■ Brief ■
Produce a verbatim copy of the records, and keep the images out of it.

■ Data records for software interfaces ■

◇ ◇ ◇ ◇ ◇

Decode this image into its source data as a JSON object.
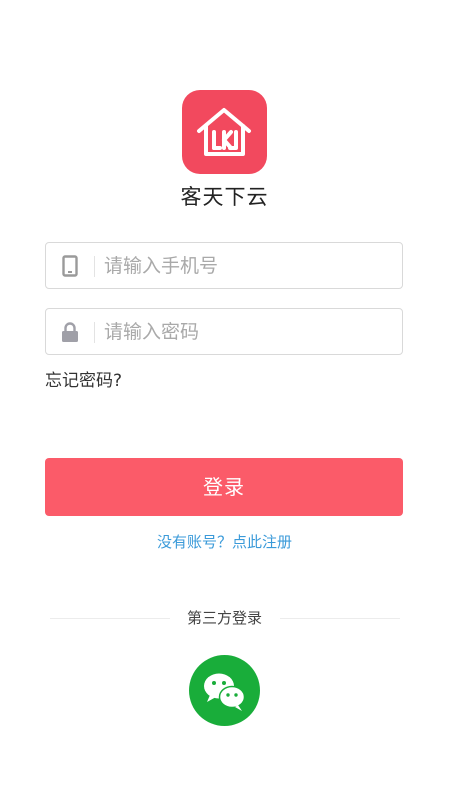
{
  "app": {
    "name": "客天下云",
    "logo_icon": "house-logo-icon",
    "brand_color": "#f2495e"
  },
  "form": {
    "phone_placeholder": "请输入手机号",
    "phone_icon": "phone-icon",
    "password_placeholder": "请输入密码",
    "password_icon": "lock-icon",
    "forgot_label": "忘记密码?"
  },
  "actions": {
    "login_label": "登录",
    "login_color": "#fb5b69",
    "register_label": "没有账号？点此注册",
    "register_color": "#3a9ad9"
  },
  "third_party": {
    "label": "第三方登录",
    "wechat_icon": "wechat-icon",
    "wechat_color": "#19ad3a"
  }
}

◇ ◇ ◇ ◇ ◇

■ Output below ■
Decode this image into its source data as a JSON object.
{
  "app": {
    "name": "客天下云",
    "logo_icon": "house-logo-icon",
    "brand_color": "#f2495e"
  },
  "form": {
    "phone_placeholder": "请输入手机号",
    "phone_icon": "phone-icon",
    "password_placeholder": "请输入密码",
    "password_icon": "lock-icon",
    "forgot_label": "忘记密码?"
  },
  "actions": {
    "login_label": "登录",
    "login_color": "#fb5b69",
    "register_label": "没有账号？点此注册",
    "register_color": "#3a9ad9"
  },
  "third_party": {
    "label": "第三方登录",
    "wechat_icon": "wechat-icon",
    "wechat_color": "#19ad3a"
  }
}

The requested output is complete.